(Web page and app entries)
------------------------------------------------------------
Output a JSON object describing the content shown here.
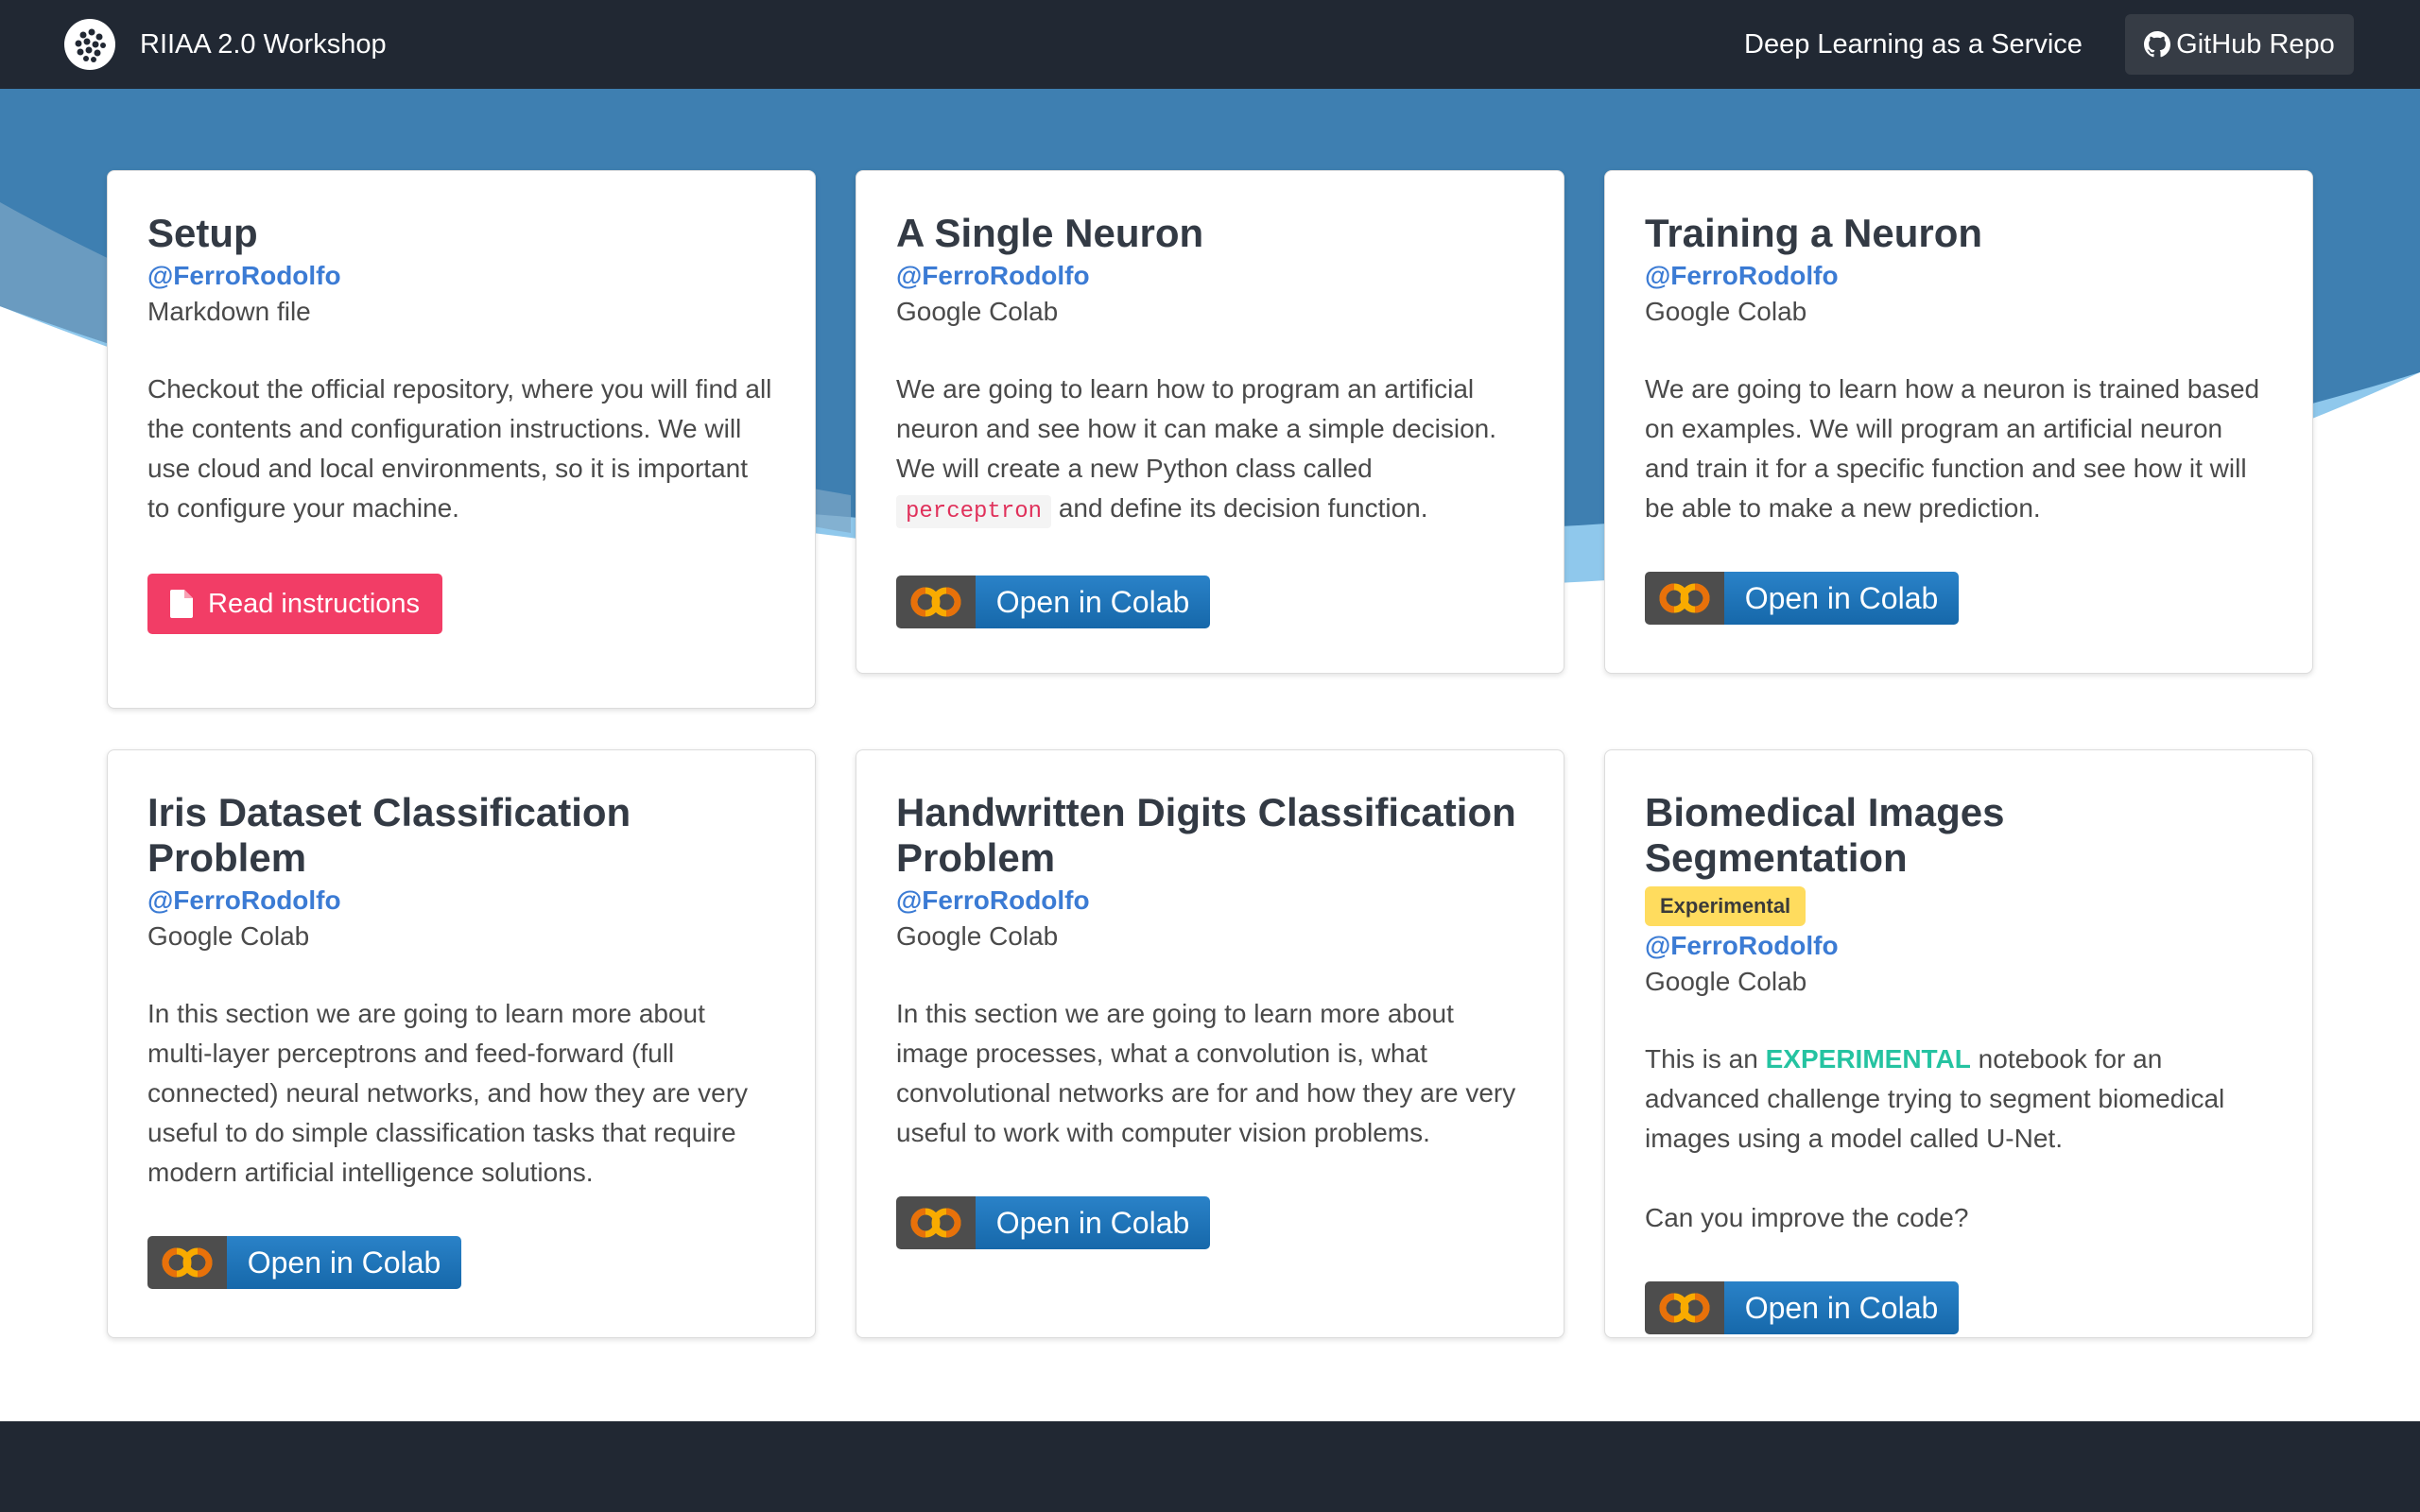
{
  "navbar": {
    "brand_title": "RIIAA 2.0 Workshop",
    "nav_link": "Deep Learning as a Service",
    "github_button": "GitHub Repo"
  },
  "cards": [
    {
      "title": "Setup",
      "author": "@FerroRodolfo",
      "type": "Markdown file",
      "description": "Checkout the official repository, where you will find all the contents and configuration instructions. We will use cloud and local environments, so it is important to configure your machine.",
      "button_label": "Read instructions"
    },
    {
      "title": "A Single Neuron",
      "author": "@FerroRodolfo",
      "type": "Google Colab",
      "description_before": "We are going to learn how to program an artificial neuron and see how it can make a simple decision. We will create a new Python class called",
      "code": "perceptron",
      "description_after": "and define its decision function.",
      "button_label": "Open in Colab"
    },
    {
      "title": "Training a Neuron",
      "author": "@FerroRodolfo",
      "type": "Google Colab",
      "description": "We are going to learn how a neuron is trained based on examples. We will program an artificial neuron and train it for a specific function and see how it will be able to make a new prediction.",
      "button_label": "Open in Colab"
    },
    {
      "title": "Iris Dataset Classification Problem",
      "author": "@FerroRodolfo",
      "type": "Google Colab",
      "description": "In this section we are going to learn more about multi-layer perceptrons and feed-forward (full connected) neural networks, and how they are very useful to do simple classification tasks that require modern artificial intelligence solutions.",
      "button_label": "Open in Colab"
    },
    {
      "title": "Handwritten Digits Classification Problem",
      "author": "@FerroRodolfo",
      "type": "Google Colab",
      "description": "In this section we are going to learn more about image processes, what a convolution is, what convolutional networks are for and how they are very useful to work with computer vision problems.",
      "button_label": "Open in Colab"
    },
    {
      "title": "Biomedical Images Segmentation",
      "badge": "Experimental",
      "author": "@FerroRodolfo",
      "type": "Google Colab",
      "description_before": "This is an",
      "highlight": "EXPERIMENTAL",
      "description_after": "notebook for an advanced challenge trying to segment biomedical images using a model called U-Net.",
      "question": "Can you improve the code?",
      "button_label": "Open in Colab"
    }
  ],
  "colors": {
    "navbar_bg": "#212833",
    "hero_blue": "#3e7fb1",
    "hero_light": "#8fc8ec",
    "link_blue": "#3b7bd4",
    "read_button": "#f23d66",
    "experimental_badge": "#ffdc5e",
    "experimental_text": "#25c3a1"
  },
  "icons": {
    "brand": "dots-logo-icon",
    "github": "github-icon",
    "file": "file-icon",
    "colab": "colab-logo-icon"
  }
}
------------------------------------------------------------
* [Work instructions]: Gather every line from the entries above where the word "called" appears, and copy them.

* [Exercise response]:
      "description_before": "We are going to learn how to program an artificial neuron and see how it can make a simple decision. We will create a new Python class called",
      "description_after": "notebook for an advanced challenge trying to segment biomedical images using a model called U-Net.",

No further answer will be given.